:: Provided records ::
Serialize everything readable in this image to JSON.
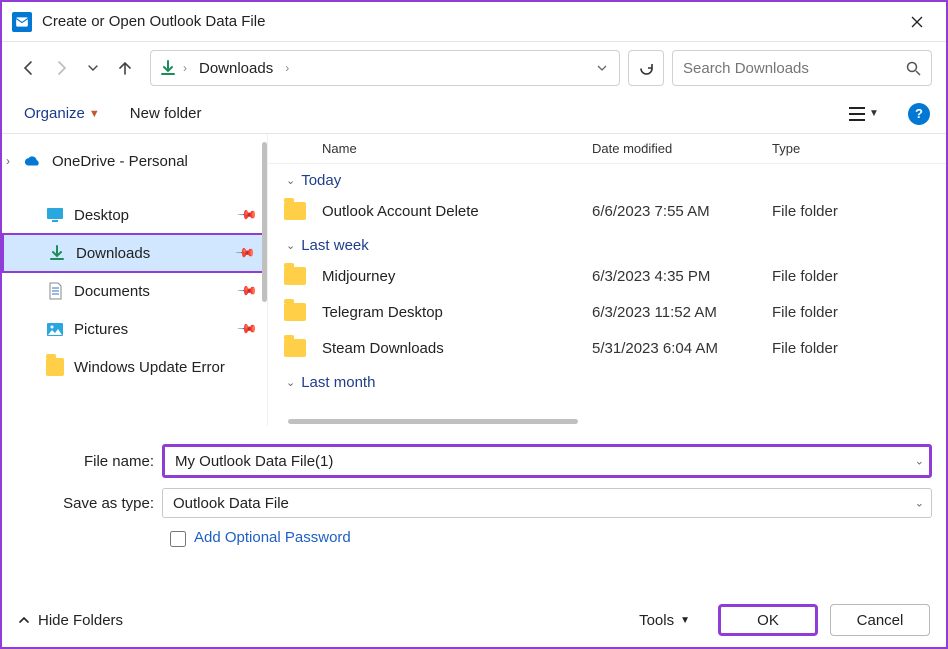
{
  "window": {
    "title": "Create or Open Outlook Data File"
  },
  "nav": {
    "breadcrumb": [
      "Downloads"
    ]
  },
  "search": {
    "placeholder": "Search Downloads"
  },
  "toolbar": {
    "organize": "Organize",
    "new_folder": "New folder"
  },
  "sidebar": {
    "items": [
      {
        "label": "OneDrive - Personal",
        "icon": "onedrive",
        "chevron": true
      },
      {
        "label": "Desktop",
        "icon": "desktop",
        "pinned": true,
        "indent": true
      },
      {
        "label": "Downloads",
        "icon": "downloads",
        "pinned": true,
        "indent": true,
        "selected": true
      },
      {
        "label": "Documents",
        "icon": "documents",
        "pinned": true,
        "indent": true
      },
      {
        "label": "Pictures",
        "icon": "pictures",
        "pinned": true,
        "indent": true
      },
      {
        "label": "Windows Update Error",
        "icon": "folder",
        "indent": true
      }
    ]
  },
  "columns": {
    "name": "Name",
    "date": "Date modified",
    "type": "Type"
  },
  "groups": [
    {
      "label": "Today",
      "rows": [
        {
          "name": "Outlook Account Delete",
          "date": "6/6/2023 7:55 AM",
          "type": "File folder"
        }
      ]
    },
    {
      "label": "Last week",
      "rows": [
        {
          "name": "Midjourney",
          "date": "6/3/2023 4:35 PM",
          "type": "File folder"
        },
        {
          "name": "Telegram Desktop",
          "date": "6/3/2023 11:52 AM",
          "type": "File folder"
        },
        {
          "name": "Steam Downloads",
          "date": "5/31/2023 6:04 AM",
          "type": "File folder"
        }
      ]
    },
    {
      "label": "Last month",
      "rows": []
    }
  ],
  "save": {
    "filename_label": "File name:",
    "filename_value": "My Outlook Data File(1)",
    "type_label": "Save as type:",
    "type_value": "Outlook Data File",
    "optional_pw": "Add Optional Password"
  },
  "footer": {
    "hide": "Hide Folders",
    "tools": "Tools",
    "ok": "OK",
    "cancel": "Cancel"
  }
}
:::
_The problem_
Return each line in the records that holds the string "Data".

_Answer section_
    "title": "Create or Open Outlook Data File"
    "filename_value": "My Outlook Data File(1)",
    "type_value": "Outlook Data File",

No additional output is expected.